# EXERCISE INPUT:
____________________

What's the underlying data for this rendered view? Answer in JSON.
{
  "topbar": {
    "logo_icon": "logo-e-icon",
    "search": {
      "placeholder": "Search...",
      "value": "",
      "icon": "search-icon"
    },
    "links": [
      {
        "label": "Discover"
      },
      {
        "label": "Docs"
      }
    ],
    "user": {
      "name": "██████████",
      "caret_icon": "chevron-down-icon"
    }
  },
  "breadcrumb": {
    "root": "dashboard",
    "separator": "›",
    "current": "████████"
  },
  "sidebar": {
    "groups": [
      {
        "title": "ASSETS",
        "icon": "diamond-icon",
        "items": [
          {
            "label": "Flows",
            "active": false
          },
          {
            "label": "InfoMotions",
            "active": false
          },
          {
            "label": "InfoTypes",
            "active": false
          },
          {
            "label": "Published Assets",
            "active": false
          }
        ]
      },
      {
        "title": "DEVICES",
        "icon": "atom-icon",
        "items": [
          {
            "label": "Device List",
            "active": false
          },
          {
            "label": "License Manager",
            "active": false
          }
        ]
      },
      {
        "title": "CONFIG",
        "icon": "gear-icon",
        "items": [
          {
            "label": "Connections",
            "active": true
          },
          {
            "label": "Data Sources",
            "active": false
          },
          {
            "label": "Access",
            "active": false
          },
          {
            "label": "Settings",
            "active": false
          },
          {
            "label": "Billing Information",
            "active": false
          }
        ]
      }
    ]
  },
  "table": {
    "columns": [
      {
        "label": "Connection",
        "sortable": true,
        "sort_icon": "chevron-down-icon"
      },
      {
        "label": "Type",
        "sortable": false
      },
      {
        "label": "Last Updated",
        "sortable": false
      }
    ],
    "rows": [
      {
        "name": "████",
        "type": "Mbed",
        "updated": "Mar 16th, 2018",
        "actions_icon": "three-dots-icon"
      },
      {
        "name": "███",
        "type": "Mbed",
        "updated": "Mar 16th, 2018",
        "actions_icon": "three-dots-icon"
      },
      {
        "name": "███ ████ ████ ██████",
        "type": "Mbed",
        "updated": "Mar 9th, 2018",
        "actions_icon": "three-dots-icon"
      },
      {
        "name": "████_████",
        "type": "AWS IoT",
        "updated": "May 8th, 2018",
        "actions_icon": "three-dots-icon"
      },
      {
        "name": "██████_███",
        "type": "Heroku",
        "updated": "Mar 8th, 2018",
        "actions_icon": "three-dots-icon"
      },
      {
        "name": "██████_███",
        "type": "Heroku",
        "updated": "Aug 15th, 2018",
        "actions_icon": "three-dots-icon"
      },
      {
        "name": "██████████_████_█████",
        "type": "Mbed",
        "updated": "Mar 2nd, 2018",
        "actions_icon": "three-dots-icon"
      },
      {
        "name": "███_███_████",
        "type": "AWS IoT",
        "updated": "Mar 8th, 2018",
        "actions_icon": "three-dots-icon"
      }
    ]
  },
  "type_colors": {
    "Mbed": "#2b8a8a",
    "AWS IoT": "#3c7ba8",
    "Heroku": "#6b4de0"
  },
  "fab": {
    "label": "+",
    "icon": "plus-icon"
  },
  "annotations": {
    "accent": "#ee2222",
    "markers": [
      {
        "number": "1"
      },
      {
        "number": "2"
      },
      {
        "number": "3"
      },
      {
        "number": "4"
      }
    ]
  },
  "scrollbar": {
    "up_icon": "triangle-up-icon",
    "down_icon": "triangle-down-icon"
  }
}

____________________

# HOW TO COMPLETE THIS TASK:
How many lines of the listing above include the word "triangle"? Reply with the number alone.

# FINISHED EXERCISE:
2